A portrait of the late PR mogul turned spin doctor and international ‘reputation manager’ Lord Tim Bell
Dirs. Richard Poplak, Diana Neille. South Africa/Canada 2020. 105 mins.
If you’re inclined to political paranoia, South African documentary Influence is unlikely to reassure you in any way. However, it does considerably clarify the stakes of modern conspiracy theory, making it apparent that much chicanery on the world stage is simply a matter of unprincipled people doing unconscionable things for huge amounts of money. A portrait of the late PR mogul turned spin doctor and international ‘reputation manager’ Lord Tim Bell, this hugely detailed, altogether unnerving exposé explores his role in political manipulation over several decades, notably in the UK, South Africa and Chile. Premiered in Sundance, Influence now screens online at Sheffield Doc/Fest, and indeed, it may be watched at home – allowing for pauses both to absorb the byzantine complexity of the facts conveyed, and for the odd stiff drink as you reel at their enormity.
Bell notes that he regards his own activities as amoral, rather than immoral; but the film represents a world in which ethical fine distinctions seem a superfluity.
Built around an interview with Bell – who died in August last year - the film begins with the collapse of his company Bell Pottinger in 2017, and traces his spectacular rise and fall. Bell’s eminence in advertising and PR started in earnest when he co-founded Saatchi and Saatchi in 1970; he then masterminded the advertising campaign that led to Margaret Thatcher’s election in 1979, which gave him unprecedented access to the corridors of power, both in the UK and worldwide. He went on to work for Augusto Pinochet’s regime in Chile in its final stages, and it is no doubt characteristic that in one stretch of interview, Bell in one breath denies ever having met the general, then admits that he did, coolly commenting, “We got paid a hell of a lot of money,” and adding noncommittally, “He’s supposed to have done some terrible things.”

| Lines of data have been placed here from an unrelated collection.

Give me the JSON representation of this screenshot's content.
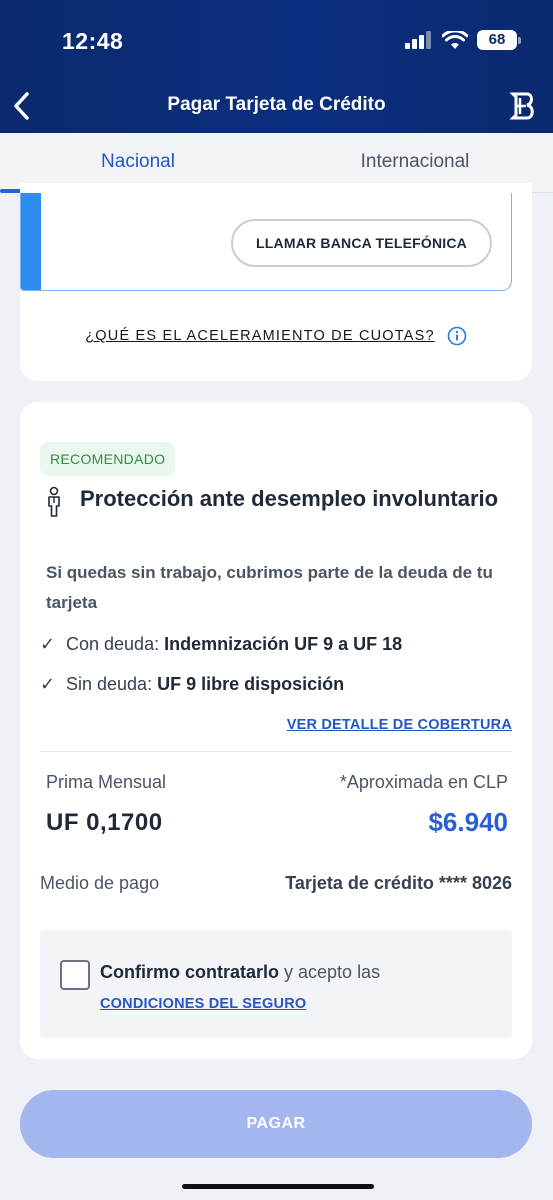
{
  "status_bar": {
    "time": "12:48",
    "battery": "68"
  },
  "header": {
    "title": "Pagar Tarjeta de Crédito"
  },
  "tabs": [
    {
      "label": "Nacional",
      "active": true
    },
    {
      "label": "Internacional",
      "active": false
    }
  ],
  "prev_card": {
    "call_button": "LLAMAR BANCA TELEFÓNICA",
    "acceleration_link": "¿QUÉ ES EL ACELERAMIENTO DE CUOTAS?"
  },
  "insurance": {
    "badge": "RECOMENDADO",
    "title": "Protección ante desempleo involuntario",
    "subtitle": "Si quedas sin trabajo, cubrimos parte de la deuda de tu tarjeta",
    "bullets": [
      {
        "label": "Con deuda:",
        "value": "Indemnización UF 9 a UF 18"
      },
      {
        "label": "Sin deuda:",
        "value": "UF 9 libre disposición"
      }
    ],
    "detail_link": "VER DETALLE DE COBERTURA",
    "premium_label": "Prima Mensual",
    "premium_value": "UF 0,1700",
    "approx_label": "*Aproximada en CLP",
    "approx_value": "$6.940",
    "payment_method_label": "Medio de pago",
    "payment_method_value": "Tarjeta de crédito **** 8026",
    "confirm_bold": "Confirmo contratarlo",
    "confirm_rest": " y acepto las",
    "conditions_link": "CONDICIONES DEL SEGURO"
  },
  "pay_button": "PAGAR",
  "colors": {
    "primary": "#2456c7",
    "header_bg": "#0b2a6d",
    "badge_green": "#2f8d44",
    "pay_disabled": "#a4b6ee"
  }
}
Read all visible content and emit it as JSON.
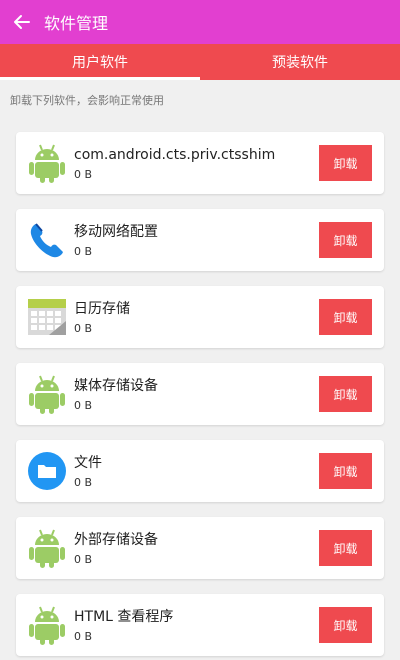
{
  "header": {
    "title": "软件管理",
    "bg_color": "#e23fd0"
  },
  "tabs": [
    {
      "label": "用户软件",
      "active": true
    },
    {
      "label": "预装软件",
      "active": false
    }
  ],
  "hint": "卸载下列软件，会影响正常使用",
  "apps": [
    {
      "name": "com.android.cts.priv.ctsshim",
      "size": "0 B",
      "icon": "android-icon",
      "action": "卸载"
    },
    {
      "name": "移动网络配置",
      "size": "0 B",
      "icon": "phone-icon",
      "action": "卸载"
    },
    {
      "name": "日历存储",
      "size": "0 B",
      "icon": "calendar-icon",
      "action": "卸载"
    },
    {
      "name": "媒体存储设备",
      "size": "0 B",
      "icon": "android-icon",
      "action": "卸载"
    },
    {
      "name": "文件",
      "size": "0 B",
      "icon": "folder-icon",
      "action": "卸载"
    },
    {
      "name": "外部存储设备",
      "size": "0 B",
      "icon": "android-icon",
      "action": "卸载"
    },
    {
      "name": "HTML 查看程序",
      "size": "0 B",
      "icon": "android-icon",
      "action": "卸载"
    }
  ]
}
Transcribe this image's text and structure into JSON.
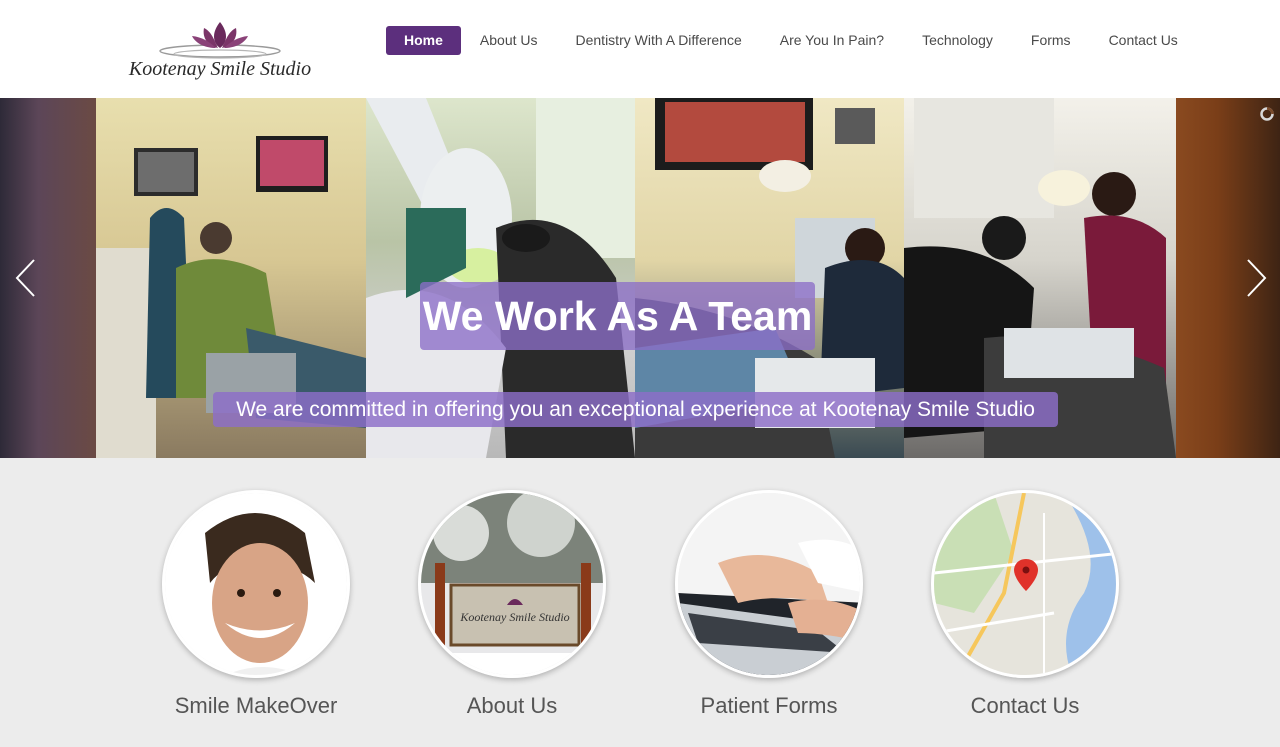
{
  "brand": {
    "name": "Kootenay Smile Studio",
    "accent": "#5c2f7d"
  },
  "nav": {
    "items": [
      {
        "label": "Home",
        "active": true
      },
      {
        "label": "About Us"
      },
      {
        "label": "Dentistry With A Difference"
      },
      {
        "label": "Are You In Pain?"
      },
      {
        "label": "Technology"
      },
      {
        "label": "Forms"
      },
      {
        "label": "Contact Us"
      }
    ]
  },
  "hero": {
    "title": "We Work As A Team",
    "subtitle": "We are committed in offering you an exceptional experience at Kootenay Smile Studio",
    "prev_icon": "chevron-left-icon",
    "next_icon": "chevron-right-icon",
    "loader_icon": "loading-spinner-icon",
    "overlay_color": "#8c6ec8"
  },
  "features": [
    {
      "label": "Smile MakeOver",
      "icon": "smiling-man-photo"
    },
    {
      "label": "About Us",
      "icon": "office-sign-photo"
    },
    {
      "label": "Patient Forms",
      "icon": "laptop-typing-photo"
    },
    {
      "label": "Contact Us",
      "icon": "map-pin-photo"
    }
  ]
}
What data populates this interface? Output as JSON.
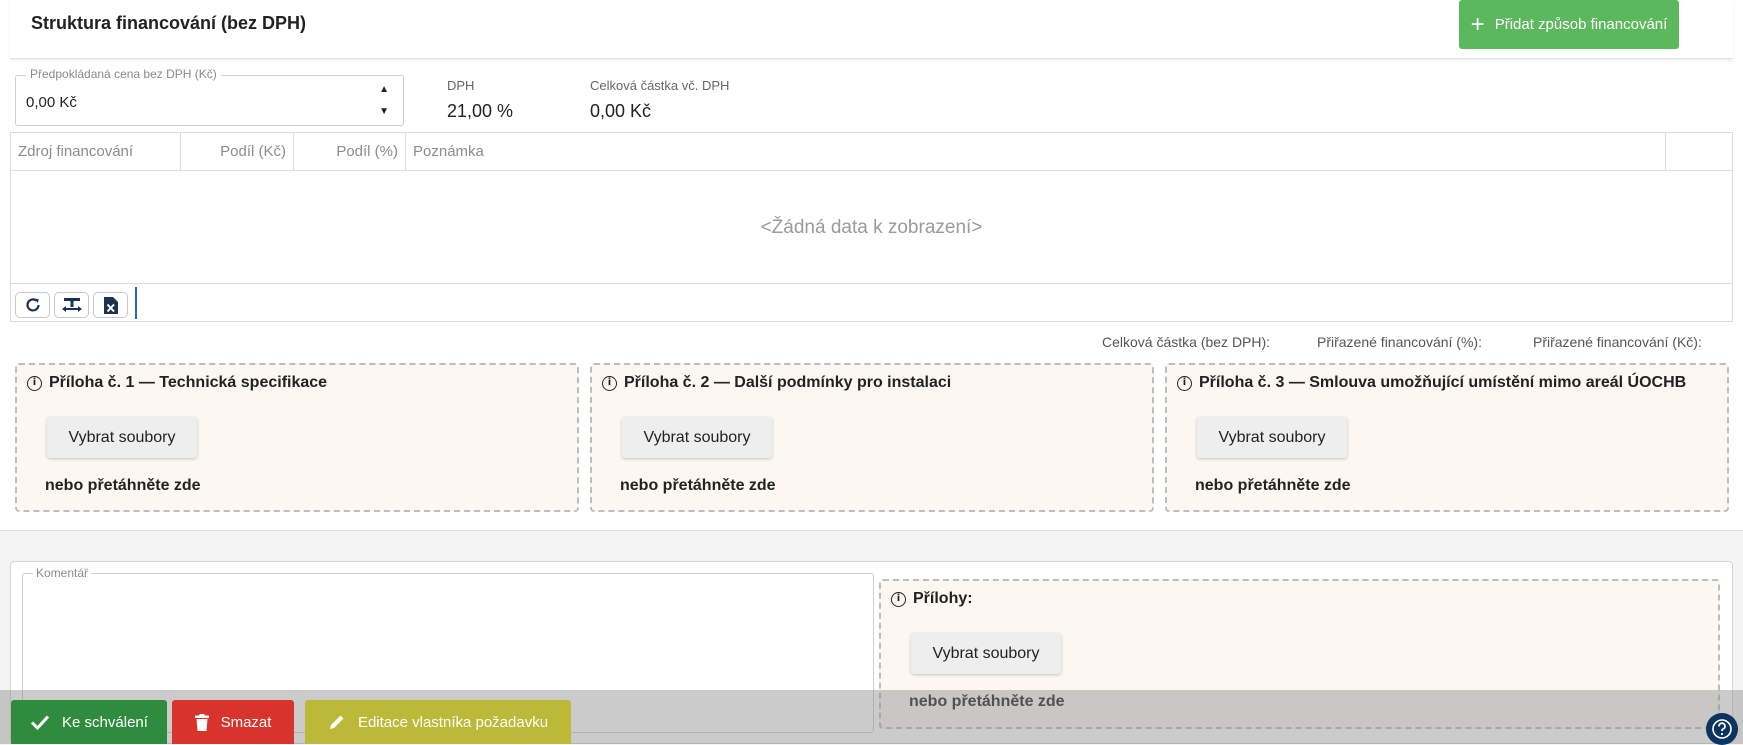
{
  "header": {
    "title": "Struktura financování (bez DPH)",
    "add_button_label": "Přidat způsob financování"
  },
  "price": {
    "label": "Předpokládaná cena bez DPH (Kč)",
    "value": "0,00 Kč"
  },
  "vat": {
    "label": "DPH",
    "value": "21,00 %"
  },
  "total_with_vat": {
    "label": "Celková částka vč. DPH",
    "value": "0,00 Kč"
  },
  "grid": {
    "columns": [
      "Zdroj financování",
      "Podíl (Kč)",
      "Podíl (%)",
      "Poznámka",
      ""
    ],
    "empty_message": "<Žádná data k zobrazení>",
    "toolbar": [
      "refresh-icon",
      "column-fit-icon",
      "excel-export-icon"
    ]
  },
  "totals": {
    "total_excl_vat": "Celková částka (bez DPH):",
    "assigned_pct": "Přiřazené financování (%):",
    "assigned_czk": "Přiřazené financování (Kč):"
  },
  "attachments": [
    {
      "title": "Příloha č. 1 — Technická specifikace",
      "button": "Vybrat soubory",
      "drop": "nebo přetáhněte zde"
    },
    {
      "title": "Příloha č. 2 — Další podmínky pro instalaci",
      "button": "Vybrat soubory",
      "drop": "nebo přetáhněte zde"
    },
    {
      "title": "Příloha č. 3 — Smlouva umožňující umístění mimo areál ÚOCHB",
      "button": "Vybrat soubory",
      "drop": "nebo přetáhněte zde"
    }
  ],
  "comment": {
    "label": "Komentář",
    "value": ""
  },
  "general_attachments": {
    "title": "Přílohy:",
    "button": "Vybrat soubory",
    "drop": "nebo přetáhněte zde"
  },
  "actions": {
    "approve": "Ke schválení",
    "delete": "Smazat",
    "edit_owner": "Editace vlastníka požadavku"
  },
  "colors": {
    "primary_green": "#5cb85c",
    "approve_green": "#2f8c3e",
    "delete_red": "#d9342b",
    "edit_olive": "#bcb838",
    "help_navy": "#0d3461",
    "attachment_bg": "#fcf8f1"
  }
}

Later on, Bell notes that he regards his own activities as amoral, rather than immoral; but the film represents a world in which ethical fine distinctions seem a superfluity.
Written and directed by South African film-makers/journalists Richard Poplak and Diana Neille, the film focuses in particular on Bell’s influence in their own country, and the way in which his activity there finally brought him and his company crashing down (an inquiry led to the firm’s expulsion from professional body the Public Relations and Communications Association, and eventually it going into administration). Bell’s first involvement with South Africa came in the early 90s at the end of apartheid, when he worked with outgoing president F.W. de Klerk (one of the interviewees). He was back in the country during the presidency of Jacob Zuma, acting for powerful financiers the Gupta brothers, with Bell Pottinger’s work there aggravating racial tensions in order to secure the Guptas’ influence. Bleak as the film’s overall picture is, it offers hope in this section, focusing on the role of South African MP Phumzile van Damme in bringing Bell Pottinger to justice, and on the work of investigative journalists such as Marianne Thamm and the staff of online organ the Daily Maverick.
Van Damme and Thamm are key interviewees, along with figures from international politics and grandees from the advertising and PR worlds; they include Nigel Oakes, founder of the SCL Group, parent company to the infamous Cambridge Analytica, and Paul Bell (no relation), who ran Bell Pottinger’s operations in Iraq, when the company won a $500 million dollar contract for a US ‘hearts and minds’ campaign (visibly one of the shoddier undertakings in the company’s portfolio).
Interviewed in the lofty surroundings of country mansion Cliveden House, Oakes – who dubs himself an “amateur historian of the so-called influencing industry” – gives an authoritative and somewhat gleefully approving outline of Bell’s role in transforming an industry, turning advertising from an art from to a science to a “workable weapon”. Oakes offers some of the most chilling insights here, notably when he raises the notion of “a controlled democracy… available to the highest bidder.”
Ample archive footage – from hard political content to droll retro clips showing the ad industry’s old Mad Men image of itself – supports a densely documented narrative, with the newly shot material mixing unadorned interviews with more impressionistic imagery, somewhat in an Errol Morris vein (depiciting Bell as an ominous figure gliding through London in the back of a limo, for example). In person, Bell undeniably exudes a somewhat malign patriarchal charm, but his smugness and overt cynicism are quite shocking - and indeed they proved to be his downfall in an excruciating Newsnight interview.
The film ends with a hopeful comment from Marianne Thamm, who firmly believes “the moral arc of the universe bends towards justice.” Given the film’s revelations – and the implications for the contemporary themes running throughout, notably the Brexit campaign and the highly developed influencing skills of Putin’s Russia – one can only take a deep breath and hope that she is right.
Production companies: StoryScope, EyeSteelFilm
International sales: Cinetic Media, email@example.com
Producers: Bob Moore, Neil Brandt
Cinematography: Glauco Bermudez, Mark Ó Fearghaíl
Editor: Ryan Mullins
Music: Florencia di Concilio